Nowhere in his work does Tocqueville broach the issue of education. He has never considered it as a specific issue. Yet, in his theory of democracy, it has a recognized place on two points. Democratic societies display two essential characteristics : equality of conditions and individualism. On the first point, the author shows that education is meant to distribute positions in society according to the skills and merits it helps to acquire. Concerning the second point, education, if it remains under the control of State, protects the human being from any forme of tyranny and constructs the basis for social bonds. The analysis made by P. Foray show that the Tocquevilian vision makes it possible to satisfy the twofold yet paradoxical requirement of our modern societies towards school : the promotion of individualism along with the inclusion in society.
Interest, justice and laicity, Denis Meuret (University of Bourgogne)
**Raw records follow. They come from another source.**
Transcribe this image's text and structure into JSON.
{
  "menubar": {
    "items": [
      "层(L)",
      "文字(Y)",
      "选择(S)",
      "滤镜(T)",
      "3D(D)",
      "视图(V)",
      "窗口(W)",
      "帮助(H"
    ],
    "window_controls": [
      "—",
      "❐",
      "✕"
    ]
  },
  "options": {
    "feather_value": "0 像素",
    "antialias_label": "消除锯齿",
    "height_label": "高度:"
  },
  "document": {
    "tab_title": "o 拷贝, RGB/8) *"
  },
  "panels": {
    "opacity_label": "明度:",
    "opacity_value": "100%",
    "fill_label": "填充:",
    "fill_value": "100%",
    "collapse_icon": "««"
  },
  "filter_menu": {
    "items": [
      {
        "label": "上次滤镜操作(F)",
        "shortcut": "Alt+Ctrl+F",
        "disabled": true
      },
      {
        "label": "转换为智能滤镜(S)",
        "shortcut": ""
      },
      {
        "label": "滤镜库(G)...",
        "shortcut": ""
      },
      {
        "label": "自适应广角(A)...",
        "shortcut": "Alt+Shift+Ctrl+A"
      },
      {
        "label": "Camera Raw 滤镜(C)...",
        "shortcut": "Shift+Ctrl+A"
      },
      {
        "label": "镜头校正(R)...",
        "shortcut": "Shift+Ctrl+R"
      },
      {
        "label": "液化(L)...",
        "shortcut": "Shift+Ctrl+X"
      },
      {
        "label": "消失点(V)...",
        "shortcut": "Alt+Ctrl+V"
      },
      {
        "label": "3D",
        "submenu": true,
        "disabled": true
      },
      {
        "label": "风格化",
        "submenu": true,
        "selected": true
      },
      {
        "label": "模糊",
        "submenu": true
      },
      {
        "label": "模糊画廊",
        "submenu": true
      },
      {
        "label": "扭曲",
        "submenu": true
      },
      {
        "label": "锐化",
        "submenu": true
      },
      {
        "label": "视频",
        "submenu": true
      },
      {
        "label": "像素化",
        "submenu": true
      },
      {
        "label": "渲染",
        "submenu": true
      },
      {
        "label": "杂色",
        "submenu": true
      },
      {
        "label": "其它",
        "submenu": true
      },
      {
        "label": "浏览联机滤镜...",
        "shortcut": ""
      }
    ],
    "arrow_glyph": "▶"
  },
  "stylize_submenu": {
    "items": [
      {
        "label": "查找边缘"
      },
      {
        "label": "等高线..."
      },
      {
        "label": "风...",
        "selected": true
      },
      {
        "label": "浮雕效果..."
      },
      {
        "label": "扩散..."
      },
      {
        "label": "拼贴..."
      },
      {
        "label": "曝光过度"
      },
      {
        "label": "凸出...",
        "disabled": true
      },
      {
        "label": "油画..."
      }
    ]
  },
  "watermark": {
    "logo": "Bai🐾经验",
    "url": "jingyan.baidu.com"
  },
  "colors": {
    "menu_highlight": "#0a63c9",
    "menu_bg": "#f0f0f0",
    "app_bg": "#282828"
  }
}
For one to grasp fully the idea of laicity implies that one renounces the idea of laicity being born of a rejection of religion to therefore think a « political » model in which the school system may find its legitimacy in the founding of a social cooperation between men and women free and equal in rights. Excellency in the traditional French system has acquired the same status as saintliness in catholicism and the question for justice in the education system has exclusively been linked to that of social inequalities of access to higher education. In the « political » model – as John Rawls views it – justice has it that the school system gives everybody a chance to live a life that, on the basis of sound and rational judgement, they may find to be good. Merit then ceases to be the main principle of justice and the access to higher education ceases to be the sole purpose of justice. Yet it is important that the (type of) education received by all, equality of the amount and that of acquired capacities, their quality and the means to use them, should become criteria of social justice.
Equity in an open system, Gérard Wormser (ENS of Fontenay/Saint-Cloud)
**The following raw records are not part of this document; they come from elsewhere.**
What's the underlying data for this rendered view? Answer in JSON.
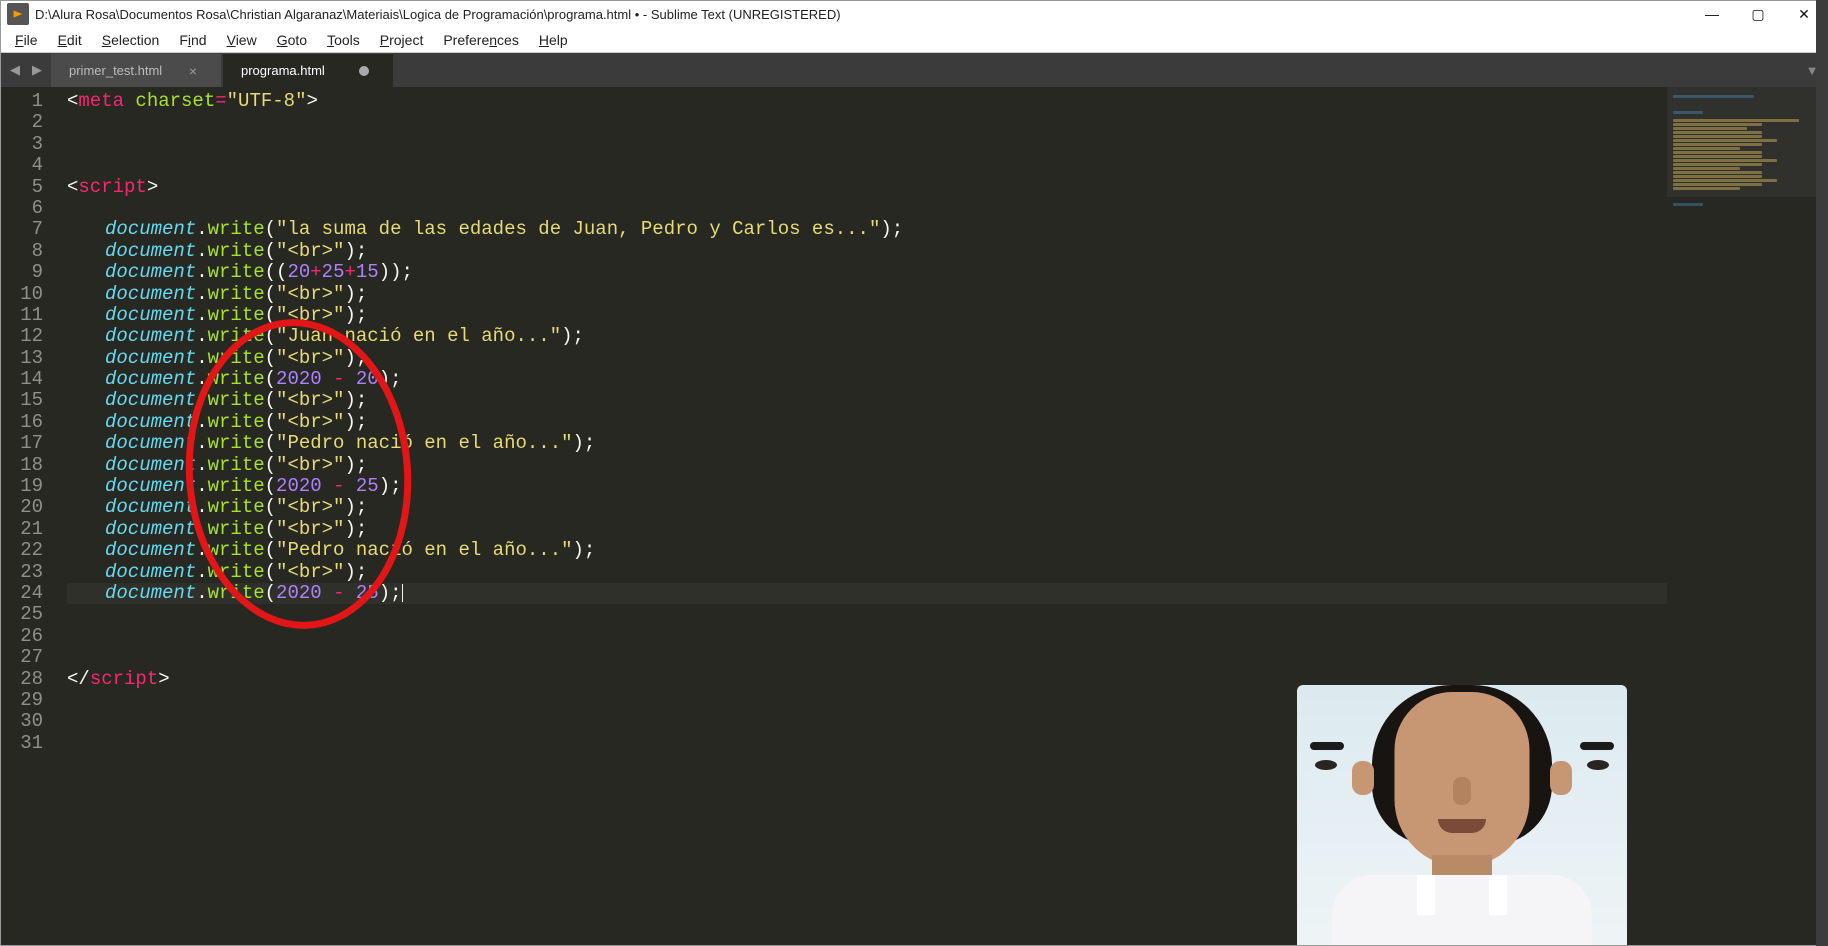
{
  "title": "D:\\Alura Rosa\\Documentos Rosa\\Christian Algaranaz\\Materiais\\Logica de Programación\\programa.html • - Sublime Text (UNREGISTERED)",
  "menus": [
    "File",
    "Edit",
    "Selection",
    "Find",
    "View",
    "Goto",
    "Tools",
    "Project",
    "Preferences",
    "Help"
  ],
  "tabs": [
    {
      "label": "primer_test.html",
      "active": false,
      "dirty": false
    },
    {
      "label": "programa.html",
      "active": true,
      "dirty": true
    }
  ],
  "line_count": 31,
  "current_line": 24,
  "code": {
    "l1": {
      "tag": "meta",
      "attr": "charset",
      "val": "\"UTF-8\""
    },
    "l5": {
      "tag": "script"
    },
    "doc": "document",
    "fn": "write",
    "l7": {
      "s": "\"la suma de las edades de Juan, Pedro y Carlos es...\""
    },
    "l8": {
      "s": "\"<br>\""
    },
    "l9": {
      "n1": "20",
      "n2": "25",
      "n3": "15"
    },
    "l10": {
      "s": "\"<br>\""
    },
    "l11": {
      "s": "\"<br>\""
    },
    "l12": {
      "s": "\"Juan nació en el año...\""
    },
    "l13": {
      "s": "\"<br>\""
    },
    "l14": {
      "n1": "2020",
      "n2": "20"
    },
    "l15": {
      "s": "\"<br>\""
    },
    "l16": {
      "s": "\"<br>\""
    },
    "l17": {
      "s": "\"Pedro nació en el año...\""
    },
    "l18": {
      "s": "\"<br>\""
    },
    "l19": {
      "n1": "2020",
      "n2": "25"
    },
    "l20": {
      "s": "\"<br>\""
    },
    "l21": {
      "s": "\"<br>\""
    },
    "l22": {
      "s": "\"Pedro nació en el año...\""
    },
    "l23": {
      "s": "\"<br>\""
    },
    "l24": {
      "n1": "2020",
      "n2": "25"
    },
    "l28": {
      "tag": "script"
    }
  }
}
The French education system once thought that it could preserve its homogeneousness in a society that was but hardly open to the outside world and hardly prone to competition. This system undergoes a crisis when going to university no longer goes together with the hope of improving one’s living standards, and when school merit generates extreme differentiations between people’s destinies without those who have benefited from it feeling indebted to those who have not. As such evolution undermines the social contract, all that contributes to make the system more transparent and easier to use favours equity. Thus, in an open system the importance of representations coming from the outside world can only but grow. The school system just cannot do without the complexity which structures the present-days communities. The « sharing of knowledge » is a phrase (of) which one has to understand the importance of. Complexity begins with a shift towards responsibility.
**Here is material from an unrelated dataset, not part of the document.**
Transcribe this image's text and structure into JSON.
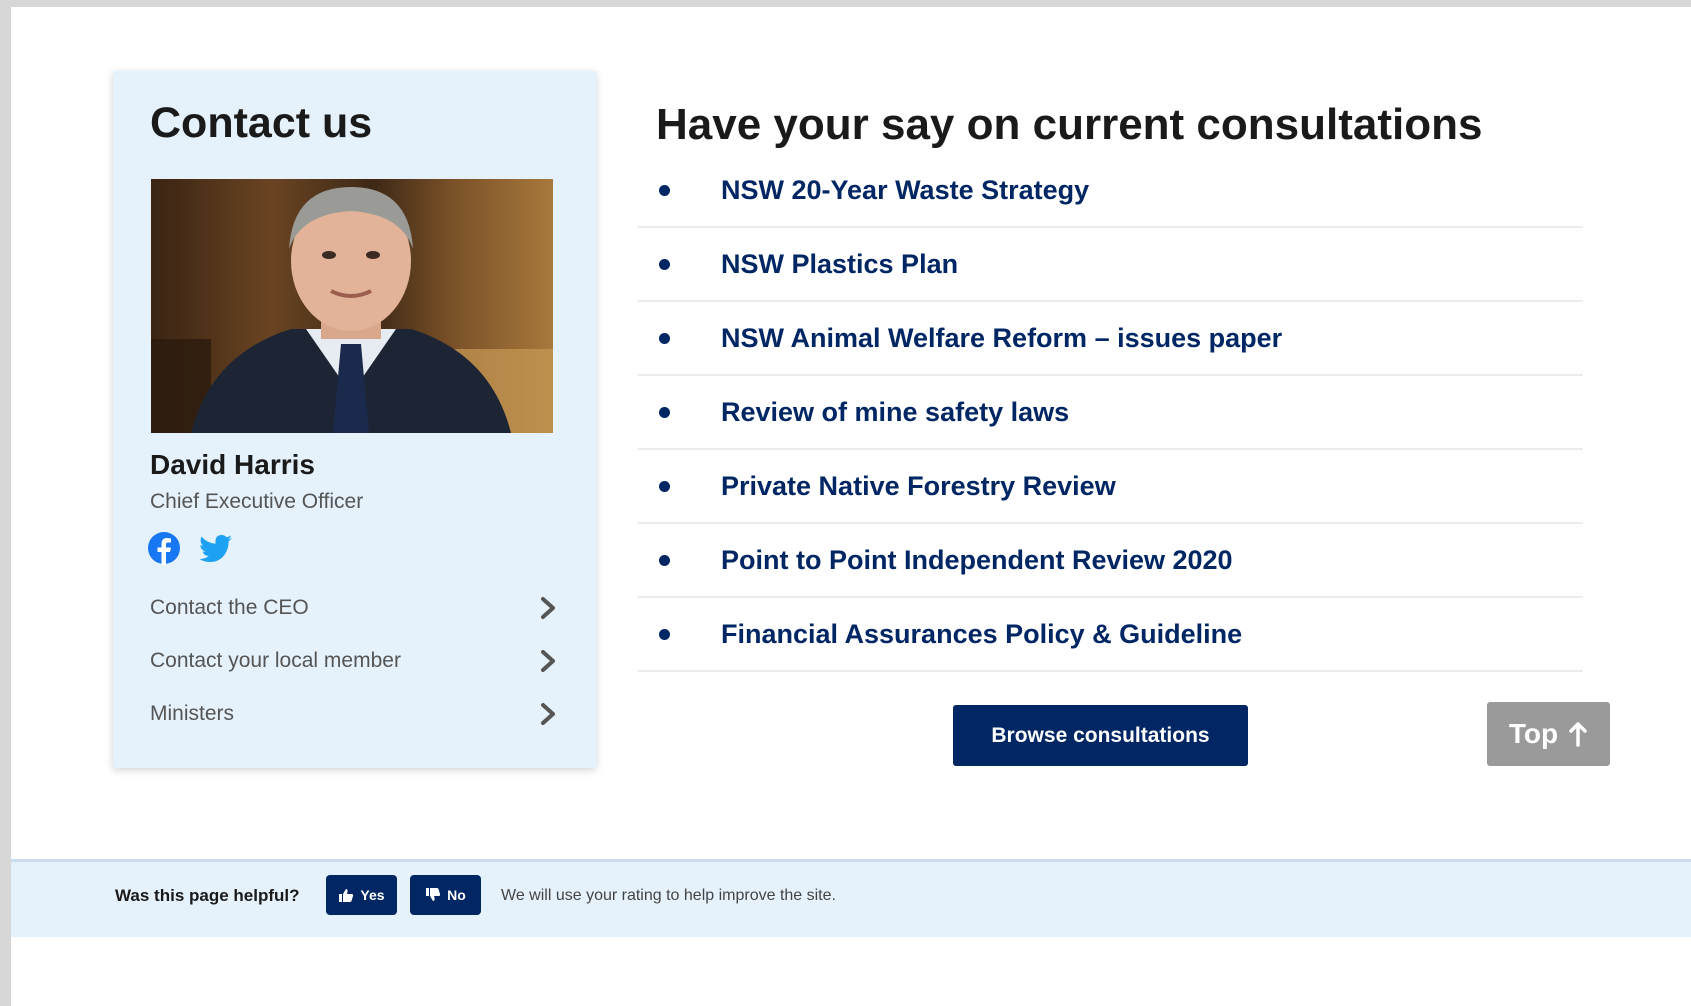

Studies: Philosophical models of teaching, Israël Scheffler (University of Harvard)
The question of teaching can be reduced to three main points: what sort of learning shall I aim to achieve? In what does such learning consist? How shall I strive to achieve it? These points may be examined on three levels: normative, epistemological and empirical. I. Scheffler chooses to deal with them indirectly by discussing three examples of educational models: those of impression, insight and rules. Organizing detailed confrontations between locke, Augustine and Kant, he shows the assets and relevance, the drawbacks and limits of their different conceptions.
Correspondence: Reason and decision, Francisco Naishtat (University of Buenos Aires)
The finiteness of reason submits human behaviour to the double imperative of choice and of decision. The author shows that ratio is based on a mathematical model and aims at universality of thought, leaving behind it among all the variousnesses of reality the free uncertainty of the mind, mens, whose operations are conditioned by the body. Action thus requires a decision to move forward along and between several paths, without the geometrical clarity of a classical French garden but among the obscure vacillations of lived experience.